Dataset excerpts

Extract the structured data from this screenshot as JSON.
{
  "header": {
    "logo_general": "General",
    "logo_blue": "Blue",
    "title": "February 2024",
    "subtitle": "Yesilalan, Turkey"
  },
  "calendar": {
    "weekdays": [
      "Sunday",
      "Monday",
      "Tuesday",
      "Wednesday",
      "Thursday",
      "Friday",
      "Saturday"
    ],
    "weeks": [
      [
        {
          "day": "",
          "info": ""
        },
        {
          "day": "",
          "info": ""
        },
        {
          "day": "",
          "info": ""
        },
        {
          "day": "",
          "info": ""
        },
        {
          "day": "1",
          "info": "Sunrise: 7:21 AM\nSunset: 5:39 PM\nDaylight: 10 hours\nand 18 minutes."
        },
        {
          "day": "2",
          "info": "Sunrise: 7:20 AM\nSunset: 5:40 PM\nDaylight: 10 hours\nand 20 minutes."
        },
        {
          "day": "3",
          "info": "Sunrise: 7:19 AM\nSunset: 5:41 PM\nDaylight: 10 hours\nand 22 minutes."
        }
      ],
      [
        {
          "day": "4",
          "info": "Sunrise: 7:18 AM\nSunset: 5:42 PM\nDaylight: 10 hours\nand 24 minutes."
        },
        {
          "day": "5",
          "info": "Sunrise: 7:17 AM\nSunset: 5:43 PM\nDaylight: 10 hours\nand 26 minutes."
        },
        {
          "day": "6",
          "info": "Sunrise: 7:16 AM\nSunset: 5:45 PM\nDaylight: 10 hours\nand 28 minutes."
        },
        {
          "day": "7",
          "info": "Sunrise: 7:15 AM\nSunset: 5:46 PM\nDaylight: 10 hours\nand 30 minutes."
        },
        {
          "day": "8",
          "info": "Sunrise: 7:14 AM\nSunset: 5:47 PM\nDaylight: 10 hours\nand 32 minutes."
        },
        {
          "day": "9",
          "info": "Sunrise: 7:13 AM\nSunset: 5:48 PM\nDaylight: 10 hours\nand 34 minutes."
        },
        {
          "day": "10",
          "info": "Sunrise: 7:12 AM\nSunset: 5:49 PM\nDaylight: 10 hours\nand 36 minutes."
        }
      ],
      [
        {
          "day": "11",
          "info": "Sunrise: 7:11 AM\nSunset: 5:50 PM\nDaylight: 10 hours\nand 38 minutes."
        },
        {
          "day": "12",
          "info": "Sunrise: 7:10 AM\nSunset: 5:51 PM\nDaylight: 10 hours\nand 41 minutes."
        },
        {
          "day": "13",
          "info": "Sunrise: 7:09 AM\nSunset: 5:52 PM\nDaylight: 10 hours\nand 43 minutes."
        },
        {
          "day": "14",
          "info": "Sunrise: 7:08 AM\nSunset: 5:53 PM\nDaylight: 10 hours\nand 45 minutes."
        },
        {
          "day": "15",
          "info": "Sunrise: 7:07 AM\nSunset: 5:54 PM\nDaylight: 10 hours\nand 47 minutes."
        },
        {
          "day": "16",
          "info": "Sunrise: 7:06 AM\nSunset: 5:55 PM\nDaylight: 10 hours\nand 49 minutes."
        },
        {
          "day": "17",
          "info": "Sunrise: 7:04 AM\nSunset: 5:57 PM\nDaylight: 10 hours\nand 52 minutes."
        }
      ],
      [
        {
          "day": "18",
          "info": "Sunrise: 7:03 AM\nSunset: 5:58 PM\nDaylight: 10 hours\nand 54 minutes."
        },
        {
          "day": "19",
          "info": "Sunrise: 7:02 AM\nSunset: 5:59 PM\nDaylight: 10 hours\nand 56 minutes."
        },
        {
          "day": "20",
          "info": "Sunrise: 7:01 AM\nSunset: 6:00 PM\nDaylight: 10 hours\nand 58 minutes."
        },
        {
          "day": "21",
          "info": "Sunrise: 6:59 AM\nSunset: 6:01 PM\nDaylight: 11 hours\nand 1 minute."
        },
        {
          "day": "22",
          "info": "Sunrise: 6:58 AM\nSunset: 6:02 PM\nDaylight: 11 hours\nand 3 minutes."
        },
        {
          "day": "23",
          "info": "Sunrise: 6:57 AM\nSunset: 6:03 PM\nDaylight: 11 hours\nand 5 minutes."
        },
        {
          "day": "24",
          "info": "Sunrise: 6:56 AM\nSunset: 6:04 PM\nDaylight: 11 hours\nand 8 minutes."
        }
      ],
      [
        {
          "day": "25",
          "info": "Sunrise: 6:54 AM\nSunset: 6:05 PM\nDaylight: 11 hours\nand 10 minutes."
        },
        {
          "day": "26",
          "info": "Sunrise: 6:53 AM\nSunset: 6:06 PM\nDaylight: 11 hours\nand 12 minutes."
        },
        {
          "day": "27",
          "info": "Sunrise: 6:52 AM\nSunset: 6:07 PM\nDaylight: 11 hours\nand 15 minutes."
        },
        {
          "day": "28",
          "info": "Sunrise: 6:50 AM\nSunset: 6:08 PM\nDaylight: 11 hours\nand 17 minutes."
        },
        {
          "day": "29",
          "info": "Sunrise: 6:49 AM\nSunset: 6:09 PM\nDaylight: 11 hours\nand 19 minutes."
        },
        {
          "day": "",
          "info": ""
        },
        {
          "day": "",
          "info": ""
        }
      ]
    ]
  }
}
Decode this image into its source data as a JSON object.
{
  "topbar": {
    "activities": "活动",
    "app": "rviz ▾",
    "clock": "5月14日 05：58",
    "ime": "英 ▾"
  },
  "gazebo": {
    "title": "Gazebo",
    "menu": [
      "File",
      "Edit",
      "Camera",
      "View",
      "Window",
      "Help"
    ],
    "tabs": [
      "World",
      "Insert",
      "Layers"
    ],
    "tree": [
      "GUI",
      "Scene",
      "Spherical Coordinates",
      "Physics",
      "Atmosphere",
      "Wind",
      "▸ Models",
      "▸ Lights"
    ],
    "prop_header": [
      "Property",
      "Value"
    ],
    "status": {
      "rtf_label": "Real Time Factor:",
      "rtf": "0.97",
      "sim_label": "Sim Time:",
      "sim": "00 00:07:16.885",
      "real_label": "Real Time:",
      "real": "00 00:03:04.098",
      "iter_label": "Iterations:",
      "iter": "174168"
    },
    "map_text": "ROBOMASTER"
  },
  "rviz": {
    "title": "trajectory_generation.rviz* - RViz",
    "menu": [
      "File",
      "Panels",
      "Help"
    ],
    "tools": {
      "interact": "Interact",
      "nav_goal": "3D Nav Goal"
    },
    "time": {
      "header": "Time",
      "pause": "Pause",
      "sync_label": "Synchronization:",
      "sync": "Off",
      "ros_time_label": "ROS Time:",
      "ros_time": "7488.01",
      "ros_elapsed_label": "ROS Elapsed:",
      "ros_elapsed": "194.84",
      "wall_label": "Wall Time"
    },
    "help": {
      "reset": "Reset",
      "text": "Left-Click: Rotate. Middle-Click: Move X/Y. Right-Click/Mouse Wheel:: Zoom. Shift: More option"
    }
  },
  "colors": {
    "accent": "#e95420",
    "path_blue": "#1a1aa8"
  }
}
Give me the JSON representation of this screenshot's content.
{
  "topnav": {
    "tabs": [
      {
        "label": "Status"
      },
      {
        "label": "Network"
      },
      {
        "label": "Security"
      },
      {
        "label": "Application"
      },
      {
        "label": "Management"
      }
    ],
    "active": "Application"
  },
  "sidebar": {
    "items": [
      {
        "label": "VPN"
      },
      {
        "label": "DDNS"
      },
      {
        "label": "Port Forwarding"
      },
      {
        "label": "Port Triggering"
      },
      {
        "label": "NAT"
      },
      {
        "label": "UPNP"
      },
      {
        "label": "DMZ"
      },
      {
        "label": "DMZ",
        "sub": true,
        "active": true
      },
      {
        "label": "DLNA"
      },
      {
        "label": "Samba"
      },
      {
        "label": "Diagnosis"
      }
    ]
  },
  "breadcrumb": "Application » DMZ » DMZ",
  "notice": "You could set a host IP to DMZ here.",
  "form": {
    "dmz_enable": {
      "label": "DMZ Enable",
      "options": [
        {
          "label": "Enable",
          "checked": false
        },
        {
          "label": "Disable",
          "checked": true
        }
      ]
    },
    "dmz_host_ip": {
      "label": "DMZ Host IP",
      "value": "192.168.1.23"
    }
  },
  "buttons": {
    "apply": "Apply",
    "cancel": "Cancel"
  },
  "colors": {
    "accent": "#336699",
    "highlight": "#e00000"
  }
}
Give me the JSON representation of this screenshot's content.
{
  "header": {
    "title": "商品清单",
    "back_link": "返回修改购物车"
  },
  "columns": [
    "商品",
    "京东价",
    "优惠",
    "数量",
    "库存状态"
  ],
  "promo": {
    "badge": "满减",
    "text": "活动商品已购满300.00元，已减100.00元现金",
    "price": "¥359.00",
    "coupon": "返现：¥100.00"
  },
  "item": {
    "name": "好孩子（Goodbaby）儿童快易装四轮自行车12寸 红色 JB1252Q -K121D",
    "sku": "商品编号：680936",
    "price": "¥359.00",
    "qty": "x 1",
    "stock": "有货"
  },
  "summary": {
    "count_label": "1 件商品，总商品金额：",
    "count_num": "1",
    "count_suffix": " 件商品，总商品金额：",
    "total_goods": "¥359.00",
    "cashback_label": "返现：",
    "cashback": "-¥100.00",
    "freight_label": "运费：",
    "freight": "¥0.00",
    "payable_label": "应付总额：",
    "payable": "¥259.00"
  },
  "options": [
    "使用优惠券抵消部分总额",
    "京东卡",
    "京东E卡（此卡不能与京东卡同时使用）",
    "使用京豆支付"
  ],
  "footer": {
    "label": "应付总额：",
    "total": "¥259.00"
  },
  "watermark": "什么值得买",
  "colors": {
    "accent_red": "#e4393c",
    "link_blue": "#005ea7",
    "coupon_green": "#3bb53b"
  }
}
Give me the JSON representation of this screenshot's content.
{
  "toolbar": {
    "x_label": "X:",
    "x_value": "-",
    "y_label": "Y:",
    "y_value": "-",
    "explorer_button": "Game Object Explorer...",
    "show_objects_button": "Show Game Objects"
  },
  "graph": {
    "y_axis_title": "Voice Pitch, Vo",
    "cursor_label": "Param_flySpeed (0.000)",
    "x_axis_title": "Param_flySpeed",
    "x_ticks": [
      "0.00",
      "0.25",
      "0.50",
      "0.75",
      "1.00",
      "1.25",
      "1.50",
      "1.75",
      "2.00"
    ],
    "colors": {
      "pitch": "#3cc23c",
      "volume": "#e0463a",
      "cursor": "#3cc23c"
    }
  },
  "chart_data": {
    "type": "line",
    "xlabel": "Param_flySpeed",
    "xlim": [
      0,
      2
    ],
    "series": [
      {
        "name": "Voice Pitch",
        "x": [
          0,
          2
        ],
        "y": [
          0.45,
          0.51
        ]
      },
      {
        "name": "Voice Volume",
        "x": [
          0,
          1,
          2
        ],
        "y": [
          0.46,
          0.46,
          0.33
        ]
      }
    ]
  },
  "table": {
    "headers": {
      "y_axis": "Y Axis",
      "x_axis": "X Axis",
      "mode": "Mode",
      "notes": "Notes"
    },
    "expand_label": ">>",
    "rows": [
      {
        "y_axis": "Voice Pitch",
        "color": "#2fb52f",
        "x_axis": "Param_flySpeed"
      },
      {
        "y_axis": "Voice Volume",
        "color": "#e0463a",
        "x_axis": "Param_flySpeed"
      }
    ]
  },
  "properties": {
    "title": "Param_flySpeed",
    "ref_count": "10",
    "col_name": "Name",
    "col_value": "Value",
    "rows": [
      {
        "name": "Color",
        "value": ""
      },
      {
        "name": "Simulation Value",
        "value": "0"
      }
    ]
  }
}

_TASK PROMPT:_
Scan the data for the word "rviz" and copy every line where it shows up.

_WORKED SOLUTION:_
    "app": "rviz ▾",
  "rviz": {
    "title": "trajectory_generation.rviz* - RViz",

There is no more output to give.